In 1842, note the date well, Heine is quoted as saying,
“Communism though little discussed now and loitering in hidden garrets on miserable straw pallets, as the dark hero destined for a great if temporary role in the modern tragedy, wild bloomy times are roaring towards us. And the prophet wishing to write a new apocalypse would have to invent entirely new beasts. Beasts so terrible that St. John’s old animals would be like gentle doves and cupids in comparison. The gods are veiling their faces in pity on the children of men, their long time charges. The future smells of Russian leather, blood, godlessness and many whippings. And I should advise our grandchildren to be born with very thick skins on their backs.”
If Heine knew that Communism would spring forward from Russia, one has to presume that Karl Marx knew this as well. Yet, historians completely ignore this and for that era preferred to focus on Spain, France, Germany, Hungary and other European nations instead. Yet, who in the background were pulling the strings to manipulate the communist revolution? Who indeed!
I wish to bring forward these historical quotes to your attention that bear relevance here.
"There has been no friendship between the Court of St. Petersburg and my family," declared Lionel Rothschild to Disraeli (Coningsby, p. 251).
Sir Alfred Mond declared that,
“Amshel [Rothschild] hated nothing on earth more than the word “Roma” because there lived the leader of the Christians. Rome is the great foe of Bolshevism. The Pope is in Rome, the King of Rome (Napoleon II) and the Roma Nova (the Romanovs) in Russia, all of these made Amschel mad with satanic fury.”
The Blessed Virgin Mary to Lucia Dos Santos in 1917 in Fatima, Portugal [Part of the Second Secret] said,
“If My requests are heeded, Russia will be converted and there will be peace; if not, she will spread her errors throughout the world, causing wars and persecutions against the Church. The good will be martyred, the Holy Father will have much to suffer, various nations will be annihilated."
As we know from history, Communism established it roots successfully in Russia and has “spread her errors throughout the world” including the United States. It is interesting to note that when William Thomas Walsh interviewed Sister Lucia in 1946 he was nonplussed by the following conversation, “In your opinion, will every country, without exception, be overcome by communism?” Her [Sr. Lucia] pale brown eyes staring into his, a ‘little dimple on each cheek,’ she answered “Yes.” Mr. Walsh wanted to be positive about the answer and therefore repeated the question adding, “And does that mean the United States of America too?’ Sister Lucia answered “Yes.”
As an American, today I look at the roles that the media and politicians are playing in the United States. There is such hatred and animosity between conflicting groups from the right and the left.
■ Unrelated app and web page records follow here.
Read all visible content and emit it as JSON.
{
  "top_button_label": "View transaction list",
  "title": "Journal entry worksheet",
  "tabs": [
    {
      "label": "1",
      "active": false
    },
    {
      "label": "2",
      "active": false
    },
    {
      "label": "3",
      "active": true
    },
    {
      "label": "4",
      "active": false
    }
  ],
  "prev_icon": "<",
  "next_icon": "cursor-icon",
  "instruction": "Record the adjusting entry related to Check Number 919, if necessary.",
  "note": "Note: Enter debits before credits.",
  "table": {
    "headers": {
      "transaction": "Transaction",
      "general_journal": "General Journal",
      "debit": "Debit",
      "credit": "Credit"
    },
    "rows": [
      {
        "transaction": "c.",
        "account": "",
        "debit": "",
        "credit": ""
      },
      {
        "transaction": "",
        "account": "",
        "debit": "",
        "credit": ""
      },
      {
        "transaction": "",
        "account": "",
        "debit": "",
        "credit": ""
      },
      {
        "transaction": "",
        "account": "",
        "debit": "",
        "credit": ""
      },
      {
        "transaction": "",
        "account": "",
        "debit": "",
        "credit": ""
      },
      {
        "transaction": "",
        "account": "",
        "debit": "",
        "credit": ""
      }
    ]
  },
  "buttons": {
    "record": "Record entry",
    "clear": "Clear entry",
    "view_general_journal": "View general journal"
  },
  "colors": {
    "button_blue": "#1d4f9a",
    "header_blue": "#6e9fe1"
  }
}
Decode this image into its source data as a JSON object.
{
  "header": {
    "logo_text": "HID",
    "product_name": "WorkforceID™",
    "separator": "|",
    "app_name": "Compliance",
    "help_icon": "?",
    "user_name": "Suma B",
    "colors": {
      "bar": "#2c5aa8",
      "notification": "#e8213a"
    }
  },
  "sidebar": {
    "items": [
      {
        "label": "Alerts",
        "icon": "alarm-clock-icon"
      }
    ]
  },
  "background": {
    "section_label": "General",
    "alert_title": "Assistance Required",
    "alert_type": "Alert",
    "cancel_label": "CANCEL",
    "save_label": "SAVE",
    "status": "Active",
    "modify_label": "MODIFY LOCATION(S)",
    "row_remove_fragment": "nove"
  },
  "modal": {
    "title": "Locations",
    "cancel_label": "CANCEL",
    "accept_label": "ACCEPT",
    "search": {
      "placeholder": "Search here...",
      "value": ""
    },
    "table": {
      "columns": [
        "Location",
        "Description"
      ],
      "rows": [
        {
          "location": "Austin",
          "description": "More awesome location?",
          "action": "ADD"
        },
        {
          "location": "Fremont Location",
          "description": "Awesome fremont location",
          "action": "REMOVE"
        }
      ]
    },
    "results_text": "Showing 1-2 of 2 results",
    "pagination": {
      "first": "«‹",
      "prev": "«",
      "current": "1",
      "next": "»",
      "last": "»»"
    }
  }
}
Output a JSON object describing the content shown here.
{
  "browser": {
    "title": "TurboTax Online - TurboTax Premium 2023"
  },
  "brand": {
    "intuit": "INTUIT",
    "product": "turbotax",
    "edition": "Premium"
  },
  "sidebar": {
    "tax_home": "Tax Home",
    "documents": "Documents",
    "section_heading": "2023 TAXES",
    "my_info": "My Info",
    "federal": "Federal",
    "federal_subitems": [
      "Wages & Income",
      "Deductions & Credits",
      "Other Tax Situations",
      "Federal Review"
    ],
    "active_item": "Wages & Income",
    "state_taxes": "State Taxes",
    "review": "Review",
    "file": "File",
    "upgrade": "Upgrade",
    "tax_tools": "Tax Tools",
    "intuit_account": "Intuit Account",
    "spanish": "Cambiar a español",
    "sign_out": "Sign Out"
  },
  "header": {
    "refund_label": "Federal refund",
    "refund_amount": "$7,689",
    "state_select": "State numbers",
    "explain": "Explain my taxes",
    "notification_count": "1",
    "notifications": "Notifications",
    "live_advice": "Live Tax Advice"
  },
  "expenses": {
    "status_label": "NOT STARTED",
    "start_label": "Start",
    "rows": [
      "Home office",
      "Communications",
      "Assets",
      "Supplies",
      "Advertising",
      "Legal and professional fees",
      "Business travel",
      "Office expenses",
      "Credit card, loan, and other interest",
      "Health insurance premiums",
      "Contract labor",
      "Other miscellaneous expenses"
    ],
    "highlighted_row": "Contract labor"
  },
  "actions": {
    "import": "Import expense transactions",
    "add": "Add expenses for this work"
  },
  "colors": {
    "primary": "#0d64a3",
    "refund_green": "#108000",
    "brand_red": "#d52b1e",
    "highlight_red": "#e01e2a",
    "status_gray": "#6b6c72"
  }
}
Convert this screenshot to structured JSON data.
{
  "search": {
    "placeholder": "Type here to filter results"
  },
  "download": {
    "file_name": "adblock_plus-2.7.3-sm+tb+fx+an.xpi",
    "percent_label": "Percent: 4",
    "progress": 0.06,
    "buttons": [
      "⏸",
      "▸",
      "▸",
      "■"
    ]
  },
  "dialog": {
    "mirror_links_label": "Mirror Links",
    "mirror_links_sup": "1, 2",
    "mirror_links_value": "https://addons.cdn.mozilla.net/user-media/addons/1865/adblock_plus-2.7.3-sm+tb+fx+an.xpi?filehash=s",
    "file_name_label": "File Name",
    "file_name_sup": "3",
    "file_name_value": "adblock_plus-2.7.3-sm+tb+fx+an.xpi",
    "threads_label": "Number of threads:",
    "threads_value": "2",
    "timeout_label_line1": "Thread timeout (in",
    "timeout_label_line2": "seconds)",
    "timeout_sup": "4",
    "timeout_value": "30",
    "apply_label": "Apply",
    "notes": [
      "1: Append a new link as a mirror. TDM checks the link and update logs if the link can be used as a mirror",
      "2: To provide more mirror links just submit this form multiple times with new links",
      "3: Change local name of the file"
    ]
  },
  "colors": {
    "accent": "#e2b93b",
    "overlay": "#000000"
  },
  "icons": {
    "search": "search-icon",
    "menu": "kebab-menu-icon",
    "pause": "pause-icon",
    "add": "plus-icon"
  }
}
What a dialectic cabal they are! There are fears expressed regarding Trump as a ‘fascist’, a populist who is hell-bent on nationalism. I suggest it would be useful to reflect on the concluding quote below from Heinrich Heine and for Americans like me, substitute ‘U.S.’ for ‘France’.
“The second of these imperious voices which holds me enchained is even more compelling and more infernal, for it is the voice of hatred — the hatred which I feel for a party whose most terrible antagonist is Communism and which is therefore our common enemy. I mean the party … of those false patriots whose love for their country is nothing more than an idiotic aversion to foreigners and neighboring peoples, and who daily spew up their bitterness, especially against France … and now that the sword is slipping from their moribund hands I draw some comfort from the conviction that Communism, which will find this party its first obstacle, will deal it its death blow.”
Sound familiar? The statement is as true today as it was then. Or as the French say, “Plus ça change, plus c'est la même chose” (The more things change the more they remain the same.)
God help us.